Gosh, imperative conjugation is so cool. I'm sad it isn't taught in this course. :´)
I think two places are enough to indicate that at least a movement from a to b is the topic, despite stand. Or that someone is halfway on his way to (stand on) spot a and then is redirected to b.
No, not here, but there.
(No, not hither, but tither. I like those.:-) )
Nem, nem ide, hanem oda.
That is the core of the sentence?
If this is not an imperative type of sentence what is it then? How can two movements be a fact? (if they are not past tense? which would then conflict anyway?)
I think I read in another example that you can give orders without using the "real" order mode.
Something with odaáll gyerekek fenykepez and that a photographer can order in this way a kid to stand somewhere else...
What verb would then fit directly into this shallow sentence?
Maybe esik? For a paperplane?
No, don't fall down in front of the paper, but next to it. Next to it gives 50 points in our office championship.
I can't order a plane, so this would be a thought whilst it being midair?
Nem, nem a wc-papír elé esik, hanem mellé.
Just mentioning two places is not enough to make something a movement. For example: "Dad is not sitting in the living room, but in the kitchen." Using a verb of position is really not the best choice in these circumstances.
Yes, you can say that "nem ide, hanem oda" is the core here, the important part. "Not hither, but thither." "Nicht hierhin, sondern dorthin."
Two movements can easily be a fact (or rather, a description of what's happening, the indicative verbal mood). You can either put those in a sequence: "Walter is crossing the street and then going into the house." Or you can negate one, like the original sentence does, so just one of those movements is actually happening: "Walter is not crossing the street, but instead going into the house." It's all present tense and all indicative.
Ah, right. I forgot about that method. You can use the indicative as quasi-imperative, much like in German. So, yes, "Nem a wc-papír elé áll oda" is an okay translation. Though I would go for "állsz oda" in this case. It sounds a bit rude to give this kind of order to people you address with Ön. Sounds just like "Sie stellen sich nicht dort vor das Toilettenpapier" in German.
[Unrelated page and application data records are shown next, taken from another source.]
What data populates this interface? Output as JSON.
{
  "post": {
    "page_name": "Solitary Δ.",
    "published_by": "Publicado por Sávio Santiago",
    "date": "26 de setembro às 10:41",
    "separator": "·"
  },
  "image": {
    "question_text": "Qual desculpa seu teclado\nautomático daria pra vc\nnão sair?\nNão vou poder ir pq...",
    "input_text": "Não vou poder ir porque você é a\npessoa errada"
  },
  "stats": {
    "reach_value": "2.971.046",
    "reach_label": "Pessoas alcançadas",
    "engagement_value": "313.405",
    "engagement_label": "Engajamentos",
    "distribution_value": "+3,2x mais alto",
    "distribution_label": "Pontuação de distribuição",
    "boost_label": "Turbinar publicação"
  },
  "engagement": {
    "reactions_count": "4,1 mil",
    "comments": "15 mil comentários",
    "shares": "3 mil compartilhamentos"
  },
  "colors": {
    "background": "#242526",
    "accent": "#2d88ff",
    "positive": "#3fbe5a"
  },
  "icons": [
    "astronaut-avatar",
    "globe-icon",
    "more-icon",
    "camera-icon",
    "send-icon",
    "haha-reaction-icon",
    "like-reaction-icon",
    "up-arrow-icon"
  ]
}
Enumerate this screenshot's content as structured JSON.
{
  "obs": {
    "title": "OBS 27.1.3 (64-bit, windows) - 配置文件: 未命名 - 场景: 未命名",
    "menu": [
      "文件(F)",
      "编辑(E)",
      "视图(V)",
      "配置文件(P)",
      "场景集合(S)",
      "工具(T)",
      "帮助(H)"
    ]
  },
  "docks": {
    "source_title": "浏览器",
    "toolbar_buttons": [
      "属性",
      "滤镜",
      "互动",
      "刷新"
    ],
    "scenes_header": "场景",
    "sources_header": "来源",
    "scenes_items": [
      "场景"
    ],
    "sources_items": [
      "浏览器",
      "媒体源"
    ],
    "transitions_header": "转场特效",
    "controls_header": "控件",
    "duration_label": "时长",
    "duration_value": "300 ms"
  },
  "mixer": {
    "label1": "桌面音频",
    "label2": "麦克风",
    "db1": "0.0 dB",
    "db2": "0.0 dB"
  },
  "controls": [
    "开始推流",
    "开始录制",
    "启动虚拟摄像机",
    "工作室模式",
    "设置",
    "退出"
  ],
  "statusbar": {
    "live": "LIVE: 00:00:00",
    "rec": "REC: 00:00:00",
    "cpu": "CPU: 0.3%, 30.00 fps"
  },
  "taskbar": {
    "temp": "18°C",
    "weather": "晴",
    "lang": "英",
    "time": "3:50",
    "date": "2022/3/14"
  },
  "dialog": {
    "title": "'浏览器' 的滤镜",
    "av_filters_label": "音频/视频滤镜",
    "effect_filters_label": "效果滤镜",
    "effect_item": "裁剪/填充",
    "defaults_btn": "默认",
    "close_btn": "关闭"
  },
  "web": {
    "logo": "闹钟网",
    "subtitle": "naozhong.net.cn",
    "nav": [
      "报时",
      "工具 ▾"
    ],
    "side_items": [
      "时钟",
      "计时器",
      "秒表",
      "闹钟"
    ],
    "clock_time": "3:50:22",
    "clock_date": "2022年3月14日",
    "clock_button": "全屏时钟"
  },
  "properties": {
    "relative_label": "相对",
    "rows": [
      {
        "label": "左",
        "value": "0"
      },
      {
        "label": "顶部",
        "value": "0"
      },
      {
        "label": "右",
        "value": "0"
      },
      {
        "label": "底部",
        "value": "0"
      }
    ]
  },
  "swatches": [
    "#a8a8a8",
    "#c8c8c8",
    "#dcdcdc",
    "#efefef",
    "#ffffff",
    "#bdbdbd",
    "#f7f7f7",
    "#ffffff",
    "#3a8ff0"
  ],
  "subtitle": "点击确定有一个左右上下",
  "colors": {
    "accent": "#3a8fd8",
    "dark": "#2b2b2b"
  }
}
Using the actual imperative still sounds better to me, especially if you translate it with the imperative in English (leaving out the "you" in the sentence).
"Nem a wc-papír elé esik" really only has the indicative meaning when talking about a paper plane: "It doesn't fall in front of the toilet paper." You can give orders to a paper plane. You just did with your English sentence.
If you want to go for the pseudo-imperative "You do not fall in front of the toilet paper" / "Du fällst nicht vor das Toilettenpapier", you need to conjugate the verb, so you directly address the plane: "Nem a wc-papír elé esel."
The real imperative would be "Don't fall in front of the toilet paper" / "Fall nicht vor das Toilettenpapier" / "Ne a wc-papír elé ess."
Well, because the sentence is intended to describe a motion. :D
English really hates implied motions and "to in front of the toilet paper" sound pretty clunky, I'd say. Starting from the English sentence, there's no way to know what's actually meant, so the counterpart with előtt and mellett should be accepted, too. Even though it doesn't create the confusion of sounding so much alike as easily as elé and mellé do.
I agree, "toilet tissue" could be added to the list of acceptable replies.
On the other hand, what's wromg with "toilet paper"? That is what the Hungarian actually says, and since the word in Hungarian, "papir", is obviously close to the English word "paper", why translate it as "tissue"?